WHAT YOU NEED TO DO:
Below are some entries; state how many of their lines include the word "сетка" and give no more than that number.

(Website and app data records)
● ● ● ● ●

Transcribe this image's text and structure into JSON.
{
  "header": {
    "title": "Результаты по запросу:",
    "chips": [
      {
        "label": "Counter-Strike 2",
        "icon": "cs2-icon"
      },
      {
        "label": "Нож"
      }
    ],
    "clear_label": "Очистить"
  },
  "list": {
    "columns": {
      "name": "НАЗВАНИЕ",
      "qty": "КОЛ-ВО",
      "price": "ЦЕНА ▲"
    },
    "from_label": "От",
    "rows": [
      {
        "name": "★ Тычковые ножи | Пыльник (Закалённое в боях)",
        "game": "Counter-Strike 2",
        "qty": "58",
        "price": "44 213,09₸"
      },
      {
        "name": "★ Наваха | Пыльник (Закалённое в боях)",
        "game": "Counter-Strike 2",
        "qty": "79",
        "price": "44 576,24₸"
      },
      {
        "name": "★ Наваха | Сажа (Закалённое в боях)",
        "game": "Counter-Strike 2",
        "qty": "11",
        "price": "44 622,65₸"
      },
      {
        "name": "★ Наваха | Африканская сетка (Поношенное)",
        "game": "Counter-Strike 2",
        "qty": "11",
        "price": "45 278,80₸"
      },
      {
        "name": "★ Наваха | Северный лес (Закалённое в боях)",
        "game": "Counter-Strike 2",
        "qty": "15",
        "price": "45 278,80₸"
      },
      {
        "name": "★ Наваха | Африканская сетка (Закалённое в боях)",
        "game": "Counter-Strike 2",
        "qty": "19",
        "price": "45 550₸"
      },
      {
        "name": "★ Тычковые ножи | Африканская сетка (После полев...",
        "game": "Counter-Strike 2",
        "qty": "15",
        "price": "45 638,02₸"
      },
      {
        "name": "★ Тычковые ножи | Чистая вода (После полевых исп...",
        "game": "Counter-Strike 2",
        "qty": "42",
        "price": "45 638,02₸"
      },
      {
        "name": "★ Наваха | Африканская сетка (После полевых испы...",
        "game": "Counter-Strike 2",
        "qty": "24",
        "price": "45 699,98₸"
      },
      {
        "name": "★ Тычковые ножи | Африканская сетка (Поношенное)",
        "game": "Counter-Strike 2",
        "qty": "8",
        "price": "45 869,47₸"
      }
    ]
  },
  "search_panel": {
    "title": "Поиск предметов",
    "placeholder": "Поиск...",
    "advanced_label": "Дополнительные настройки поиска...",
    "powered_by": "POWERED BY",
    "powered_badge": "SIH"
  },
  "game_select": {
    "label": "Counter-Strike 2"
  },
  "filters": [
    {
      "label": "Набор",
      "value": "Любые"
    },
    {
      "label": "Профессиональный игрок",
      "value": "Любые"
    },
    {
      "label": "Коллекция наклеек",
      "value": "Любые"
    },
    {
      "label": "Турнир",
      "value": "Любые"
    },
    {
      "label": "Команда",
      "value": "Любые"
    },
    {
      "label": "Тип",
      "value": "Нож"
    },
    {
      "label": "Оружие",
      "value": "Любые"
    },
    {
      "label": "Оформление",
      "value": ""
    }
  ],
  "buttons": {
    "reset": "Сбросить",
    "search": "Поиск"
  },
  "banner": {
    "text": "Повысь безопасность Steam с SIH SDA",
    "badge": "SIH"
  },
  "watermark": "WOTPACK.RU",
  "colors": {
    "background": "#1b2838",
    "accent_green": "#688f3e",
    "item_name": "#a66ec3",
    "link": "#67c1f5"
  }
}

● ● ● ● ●

RESPONSE FOR THIS EXERCISE:
5